◆ **RECORDS SUPPLIED**:
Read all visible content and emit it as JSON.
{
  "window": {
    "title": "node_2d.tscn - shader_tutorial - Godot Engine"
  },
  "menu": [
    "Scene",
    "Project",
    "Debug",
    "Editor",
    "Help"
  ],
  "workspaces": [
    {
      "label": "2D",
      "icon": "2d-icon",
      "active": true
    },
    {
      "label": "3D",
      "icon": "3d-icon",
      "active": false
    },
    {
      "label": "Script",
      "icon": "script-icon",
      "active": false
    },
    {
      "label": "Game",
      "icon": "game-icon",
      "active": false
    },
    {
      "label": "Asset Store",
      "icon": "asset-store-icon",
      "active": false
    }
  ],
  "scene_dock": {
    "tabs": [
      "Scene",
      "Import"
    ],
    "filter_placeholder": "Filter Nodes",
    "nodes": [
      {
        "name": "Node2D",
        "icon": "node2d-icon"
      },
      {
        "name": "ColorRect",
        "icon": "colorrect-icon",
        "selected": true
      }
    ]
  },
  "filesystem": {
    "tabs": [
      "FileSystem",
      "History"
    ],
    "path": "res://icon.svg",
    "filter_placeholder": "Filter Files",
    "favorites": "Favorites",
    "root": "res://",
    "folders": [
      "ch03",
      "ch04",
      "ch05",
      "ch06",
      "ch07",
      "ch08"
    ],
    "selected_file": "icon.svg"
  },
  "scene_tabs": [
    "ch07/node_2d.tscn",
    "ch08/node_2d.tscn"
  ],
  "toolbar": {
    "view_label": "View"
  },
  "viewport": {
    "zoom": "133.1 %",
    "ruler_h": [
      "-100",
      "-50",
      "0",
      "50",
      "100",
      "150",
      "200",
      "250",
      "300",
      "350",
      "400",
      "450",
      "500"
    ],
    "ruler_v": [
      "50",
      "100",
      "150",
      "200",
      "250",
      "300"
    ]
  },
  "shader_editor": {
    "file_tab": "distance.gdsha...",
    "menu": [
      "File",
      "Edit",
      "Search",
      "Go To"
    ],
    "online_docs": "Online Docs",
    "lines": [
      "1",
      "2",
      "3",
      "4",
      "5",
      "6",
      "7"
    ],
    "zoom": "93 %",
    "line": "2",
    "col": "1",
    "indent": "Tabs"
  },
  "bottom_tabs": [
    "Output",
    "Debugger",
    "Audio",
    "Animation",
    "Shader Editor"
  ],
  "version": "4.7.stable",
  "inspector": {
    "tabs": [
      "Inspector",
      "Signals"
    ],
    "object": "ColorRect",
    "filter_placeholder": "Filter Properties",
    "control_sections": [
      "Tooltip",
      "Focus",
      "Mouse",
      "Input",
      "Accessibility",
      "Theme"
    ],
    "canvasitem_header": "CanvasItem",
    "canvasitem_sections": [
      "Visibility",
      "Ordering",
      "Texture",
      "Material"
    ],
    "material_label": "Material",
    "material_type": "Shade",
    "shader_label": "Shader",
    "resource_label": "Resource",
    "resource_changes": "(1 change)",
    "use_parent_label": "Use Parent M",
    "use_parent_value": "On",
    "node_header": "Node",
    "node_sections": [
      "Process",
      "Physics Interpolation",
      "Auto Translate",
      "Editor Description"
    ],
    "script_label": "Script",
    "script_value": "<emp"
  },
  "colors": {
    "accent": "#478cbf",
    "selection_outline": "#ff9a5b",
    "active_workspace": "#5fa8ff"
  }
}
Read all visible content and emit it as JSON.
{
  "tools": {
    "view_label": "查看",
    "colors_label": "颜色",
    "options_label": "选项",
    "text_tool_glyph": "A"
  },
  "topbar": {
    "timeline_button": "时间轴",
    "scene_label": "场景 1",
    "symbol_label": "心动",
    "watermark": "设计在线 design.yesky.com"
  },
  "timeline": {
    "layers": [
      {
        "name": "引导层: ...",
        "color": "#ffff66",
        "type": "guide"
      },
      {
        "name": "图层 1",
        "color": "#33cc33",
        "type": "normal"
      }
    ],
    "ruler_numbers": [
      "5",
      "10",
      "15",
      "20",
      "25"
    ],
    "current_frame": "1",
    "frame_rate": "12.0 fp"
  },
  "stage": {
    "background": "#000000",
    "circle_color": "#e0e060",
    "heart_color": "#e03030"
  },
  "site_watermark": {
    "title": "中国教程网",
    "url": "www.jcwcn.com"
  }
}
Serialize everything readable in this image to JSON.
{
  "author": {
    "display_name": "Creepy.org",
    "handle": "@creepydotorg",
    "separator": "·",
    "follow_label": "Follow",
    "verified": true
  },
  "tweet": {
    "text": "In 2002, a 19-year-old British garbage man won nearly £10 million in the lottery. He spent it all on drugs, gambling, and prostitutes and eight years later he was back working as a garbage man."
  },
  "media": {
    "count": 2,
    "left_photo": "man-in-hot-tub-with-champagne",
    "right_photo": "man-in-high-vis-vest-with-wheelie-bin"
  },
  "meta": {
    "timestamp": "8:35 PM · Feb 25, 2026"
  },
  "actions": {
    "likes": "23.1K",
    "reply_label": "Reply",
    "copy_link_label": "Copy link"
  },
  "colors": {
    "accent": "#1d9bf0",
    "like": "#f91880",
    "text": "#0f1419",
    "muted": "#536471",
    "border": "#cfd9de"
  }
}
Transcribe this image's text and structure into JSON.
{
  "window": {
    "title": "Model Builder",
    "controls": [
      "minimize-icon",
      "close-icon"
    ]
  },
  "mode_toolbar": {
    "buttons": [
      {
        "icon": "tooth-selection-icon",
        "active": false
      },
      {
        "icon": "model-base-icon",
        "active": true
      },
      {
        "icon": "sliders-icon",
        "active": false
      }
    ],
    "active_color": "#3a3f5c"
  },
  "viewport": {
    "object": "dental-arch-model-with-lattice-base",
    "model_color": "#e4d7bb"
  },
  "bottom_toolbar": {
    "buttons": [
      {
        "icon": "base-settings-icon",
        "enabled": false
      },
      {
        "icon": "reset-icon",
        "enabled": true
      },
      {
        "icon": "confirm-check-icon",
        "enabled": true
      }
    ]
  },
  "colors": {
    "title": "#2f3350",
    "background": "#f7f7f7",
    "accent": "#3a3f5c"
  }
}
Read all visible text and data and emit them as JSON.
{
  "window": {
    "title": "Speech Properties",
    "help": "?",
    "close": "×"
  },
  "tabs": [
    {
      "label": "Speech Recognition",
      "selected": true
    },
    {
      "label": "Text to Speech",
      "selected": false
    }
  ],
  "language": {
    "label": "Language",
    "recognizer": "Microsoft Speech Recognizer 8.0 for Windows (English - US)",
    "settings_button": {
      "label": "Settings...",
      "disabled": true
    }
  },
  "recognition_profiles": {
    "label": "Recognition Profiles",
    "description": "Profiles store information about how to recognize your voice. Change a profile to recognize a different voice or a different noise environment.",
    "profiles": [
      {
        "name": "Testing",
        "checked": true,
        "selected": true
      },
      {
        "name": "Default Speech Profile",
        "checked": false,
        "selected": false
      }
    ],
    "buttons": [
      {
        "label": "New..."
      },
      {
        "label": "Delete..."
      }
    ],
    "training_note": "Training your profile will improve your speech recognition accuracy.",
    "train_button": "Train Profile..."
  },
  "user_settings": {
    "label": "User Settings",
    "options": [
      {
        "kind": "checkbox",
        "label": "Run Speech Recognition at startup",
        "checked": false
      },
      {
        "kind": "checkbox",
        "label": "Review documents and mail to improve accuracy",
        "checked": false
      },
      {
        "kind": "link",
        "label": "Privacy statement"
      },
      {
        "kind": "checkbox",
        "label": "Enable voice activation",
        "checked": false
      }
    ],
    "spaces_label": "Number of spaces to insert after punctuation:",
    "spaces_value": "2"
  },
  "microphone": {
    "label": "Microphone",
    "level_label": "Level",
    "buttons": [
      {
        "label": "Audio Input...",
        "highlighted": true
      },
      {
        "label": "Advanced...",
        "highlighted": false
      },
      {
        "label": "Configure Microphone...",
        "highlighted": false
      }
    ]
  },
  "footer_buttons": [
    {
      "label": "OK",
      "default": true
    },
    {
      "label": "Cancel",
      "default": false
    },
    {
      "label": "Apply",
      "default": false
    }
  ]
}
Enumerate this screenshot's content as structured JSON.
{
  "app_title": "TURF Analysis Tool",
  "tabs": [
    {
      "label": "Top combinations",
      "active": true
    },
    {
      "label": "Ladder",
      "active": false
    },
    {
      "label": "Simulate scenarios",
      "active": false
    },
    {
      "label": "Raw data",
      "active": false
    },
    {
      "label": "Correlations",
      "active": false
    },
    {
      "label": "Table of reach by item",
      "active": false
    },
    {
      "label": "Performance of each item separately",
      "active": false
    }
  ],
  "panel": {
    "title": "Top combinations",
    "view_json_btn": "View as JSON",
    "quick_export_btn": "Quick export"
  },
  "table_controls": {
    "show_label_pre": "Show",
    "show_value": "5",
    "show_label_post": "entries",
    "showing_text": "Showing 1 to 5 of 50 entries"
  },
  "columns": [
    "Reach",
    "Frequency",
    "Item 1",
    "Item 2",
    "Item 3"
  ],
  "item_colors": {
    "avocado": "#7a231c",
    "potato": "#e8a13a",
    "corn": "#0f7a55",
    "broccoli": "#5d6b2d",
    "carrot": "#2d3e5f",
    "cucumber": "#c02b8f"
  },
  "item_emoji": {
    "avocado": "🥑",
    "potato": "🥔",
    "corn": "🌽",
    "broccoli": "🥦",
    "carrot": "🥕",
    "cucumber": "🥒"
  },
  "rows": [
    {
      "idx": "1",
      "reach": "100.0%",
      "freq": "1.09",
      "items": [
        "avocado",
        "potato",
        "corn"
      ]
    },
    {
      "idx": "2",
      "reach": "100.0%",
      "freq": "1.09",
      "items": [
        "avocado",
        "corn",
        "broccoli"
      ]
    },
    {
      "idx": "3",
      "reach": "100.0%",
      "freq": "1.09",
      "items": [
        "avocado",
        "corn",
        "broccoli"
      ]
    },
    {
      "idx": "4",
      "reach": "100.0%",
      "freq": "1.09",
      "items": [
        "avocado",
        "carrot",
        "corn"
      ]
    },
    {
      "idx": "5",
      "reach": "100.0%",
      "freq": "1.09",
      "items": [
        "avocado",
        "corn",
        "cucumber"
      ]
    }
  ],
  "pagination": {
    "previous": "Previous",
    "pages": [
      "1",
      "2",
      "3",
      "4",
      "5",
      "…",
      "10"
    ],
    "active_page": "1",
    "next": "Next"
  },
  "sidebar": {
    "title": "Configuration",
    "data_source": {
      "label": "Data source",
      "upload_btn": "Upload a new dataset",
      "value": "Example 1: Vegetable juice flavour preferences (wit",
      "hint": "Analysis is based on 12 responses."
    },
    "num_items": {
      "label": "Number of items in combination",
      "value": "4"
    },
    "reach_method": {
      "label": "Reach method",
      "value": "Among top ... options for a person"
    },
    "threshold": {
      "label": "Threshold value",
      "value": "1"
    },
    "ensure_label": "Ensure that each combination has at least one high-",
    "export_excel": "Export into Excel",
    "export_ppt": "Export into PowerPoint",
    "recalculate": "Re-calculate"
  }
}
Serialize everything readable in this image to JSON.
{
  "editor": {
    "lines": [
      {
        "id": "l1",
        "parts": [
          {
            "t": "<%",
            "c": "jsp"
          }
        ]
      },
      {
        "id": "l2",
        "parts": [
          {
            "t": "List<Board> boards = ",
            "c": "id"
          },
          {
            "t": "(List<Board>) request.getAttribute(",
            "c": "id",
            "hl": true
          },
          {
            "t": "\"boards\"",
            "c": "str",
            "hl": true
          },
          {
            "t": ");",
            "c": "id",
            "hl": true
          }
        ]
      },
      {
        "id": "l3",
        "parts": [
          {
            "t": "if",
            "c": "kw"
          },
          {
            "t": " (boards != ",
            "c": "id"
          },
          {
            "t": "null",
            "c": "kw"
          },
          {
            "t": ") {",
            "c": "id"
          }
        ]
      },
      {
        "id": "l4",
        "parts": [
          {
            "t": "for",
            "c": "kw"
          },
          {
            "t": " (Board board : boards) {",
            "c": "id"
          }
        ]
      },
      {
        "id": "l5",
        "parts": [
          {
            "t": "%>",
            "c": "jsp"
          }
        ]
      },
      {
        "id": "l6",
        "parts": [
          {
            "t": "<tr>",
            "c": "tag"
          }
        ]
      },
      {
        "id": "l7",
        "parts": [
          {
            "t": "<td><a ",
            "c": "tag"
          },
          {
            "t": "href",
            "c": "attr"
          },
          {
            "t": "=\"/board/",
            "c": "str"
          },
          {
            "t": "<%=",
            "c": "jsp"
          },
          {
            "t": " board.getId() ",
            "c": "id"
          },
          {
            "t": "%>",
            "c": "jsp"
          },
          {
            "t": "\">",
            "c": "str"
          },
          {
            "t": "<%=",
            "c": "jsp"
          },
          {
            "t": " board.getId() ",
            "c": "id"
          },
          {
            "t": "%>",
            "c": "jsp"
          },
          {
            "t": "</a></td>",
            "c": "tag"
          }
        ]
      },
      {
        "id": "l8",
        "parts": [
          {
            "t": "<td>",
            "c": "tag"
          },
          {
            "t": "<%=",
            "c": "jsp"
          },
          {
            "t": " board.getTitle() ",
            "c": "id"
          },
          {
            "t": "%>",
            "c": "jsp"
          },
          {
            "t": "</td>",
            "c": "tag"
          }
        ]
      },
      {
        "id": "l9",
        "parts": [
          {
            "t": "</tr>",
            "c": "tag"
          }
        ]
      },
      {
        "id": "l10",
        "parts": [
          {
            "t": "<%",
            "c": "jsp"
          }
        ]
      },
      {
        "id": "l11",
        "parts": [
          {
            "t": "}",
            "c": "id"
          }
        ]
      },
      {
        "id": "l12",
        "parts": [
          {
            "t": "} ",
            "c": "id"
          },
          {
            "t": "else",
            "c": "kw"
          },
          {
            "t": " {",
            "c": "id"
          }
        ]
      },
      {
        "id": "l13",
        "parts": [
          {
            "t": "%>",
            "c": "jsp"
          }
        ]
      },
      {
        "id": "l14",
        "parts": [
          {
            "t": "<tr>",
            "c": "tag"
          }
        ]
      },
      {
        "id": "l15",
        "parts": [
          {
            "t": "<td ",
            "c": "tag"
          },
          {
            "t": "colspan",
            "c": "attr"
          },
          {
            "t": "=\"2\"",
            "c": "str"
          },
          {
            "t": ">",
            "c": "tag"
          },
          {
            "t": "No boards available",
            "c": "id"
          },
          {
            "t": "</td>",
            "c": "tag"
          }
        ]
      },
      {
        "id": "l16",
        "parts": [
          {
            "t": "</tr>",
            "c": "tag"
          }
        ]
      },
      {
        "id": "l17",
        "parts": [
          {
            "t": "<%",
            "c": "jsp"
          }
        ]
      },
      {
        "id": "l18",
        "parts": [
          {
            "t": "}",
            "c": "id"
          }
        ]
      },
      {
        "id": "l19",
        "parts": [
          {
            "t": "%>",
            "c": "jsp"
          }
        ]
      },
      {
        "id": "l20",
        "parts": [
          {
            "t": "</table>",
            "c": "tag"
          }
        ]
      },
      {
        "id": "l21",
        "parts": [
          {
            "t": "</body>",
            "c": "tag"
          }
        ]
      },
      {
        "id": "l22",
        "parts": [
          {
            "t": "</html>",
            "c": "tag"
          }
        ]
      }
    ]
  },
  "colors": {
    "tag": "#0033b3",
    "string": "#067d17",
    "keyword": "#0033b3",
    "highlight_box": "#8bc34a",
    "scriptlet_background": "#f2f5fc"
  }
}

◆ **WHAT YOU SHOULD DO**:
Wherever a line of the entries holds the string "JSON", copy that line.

◆ **EXERCISE ANSWER**:
Read all visible content and emit it as JSON.
Read all visible content and emit it as JSON.
Serialize everything readable in this image to JSON.
Transcribe this image's text and structure into JSON.
Read all visible text and data and emit them as JSON.
Enumerate this screenshot's content as structured JSON.
    "view_json_btn": "View as JSON",
Serialize everything readable in this image to JSON.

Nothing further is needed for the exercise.